- In the Presence of Another – In order for an act to be considered indecent exposure, it must take place where other people are within sight, or there is a high likelihood that others would be within sight.
Urinating in Public
Urinating in public is illegal in all states, though the specific charges it results in varies. While some states have laws that specifically make urinating in a public place a criminal offense, others may charge the individual with disorderly conduct, or being a public nuisance. Most consider the circumstances. For example, if Allen steps behind a dumpster in an alley to relieve himself on a dark night, he is unlikely to be charged, even if he is caught. Opening up on a lamppost, would definitely be considered indecent.
Penalties for Indecent Exposure
Generally speaking, because indecent exposure is usually a misdemeanor for first time offenders, a fine of $1,000 or more, community service, and probation or a few months in the local jail can be expected. An individual charged with felony indecent exposure will be subject to much harsher penalties, often including:
- Imprisonment in the state prison for more than one year
- Requirement to register on a sex offender registry
Indecent Exposure Case
Erick Williamson, a Fairfax, Virginia resident was charged with indecent exposure in 2009 when he apparently spent an entire morning walking around inside his home nude. One woman complained that, as she drove down the street, she heard singing and looked toward the sound, to see Williamson standing in a full-frontal pose behind a large picture window. Shortly after that, another woman, walking down the street with her 7-year old son, heard a loud rattling sound and, when she looked, saw Williamson standing naked, again in a full-frontal position, in a side doorway.
Williamson’s attorney argued that, in the state of Virginia, simply being nude, especially in one’s home, is not a crime, and that Williamson had not met the requisite “obscene display or exposure.” The prosecutor pointed out, however, that Williamson purposefully made himself visible for long periods of time in both the doorway and the window. Additionally, the second witness testified that Williamson had made eye contact with her as he stood in the doorway, then moved back to the picture window by the time she looked back, it was clear he intended to be seen.

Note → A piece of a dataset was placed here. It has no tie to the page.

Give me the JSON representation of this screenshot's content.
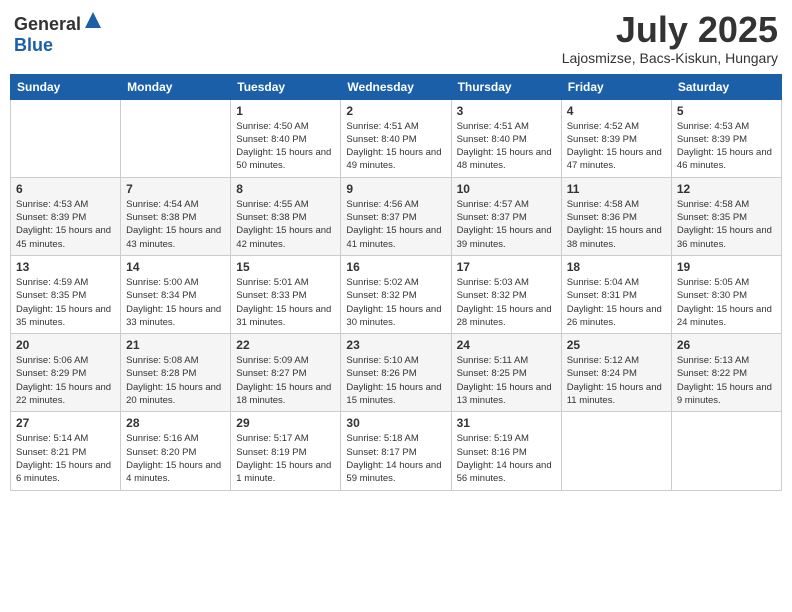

While the prosecutor sought jail time for the man, the judge imposed a suspended sentence, which means he would not have to go to jail as long as he stays out of trouble.
Related Legal Terms and Issues
- Felony – A crime, often involving violence, regarded as more serious than a misdemeanor. Felony crimes are usually punishable by imprisonment more than one year.
- Jurisdiction – The legal authority to hear legal cases and make judgments; the geographical region of authority to enforce justice.
- Misdemeanor – A criminal offense less serious than a felony; generally those punishable by a fine, probation, community service, or imprisonment of less than one year.
- Perpetrator – A person who commits an illegal or criminal act.
- Victim – A person who is injured, killed, or otherwise harmed as a result of a criminal act, accident, or other event.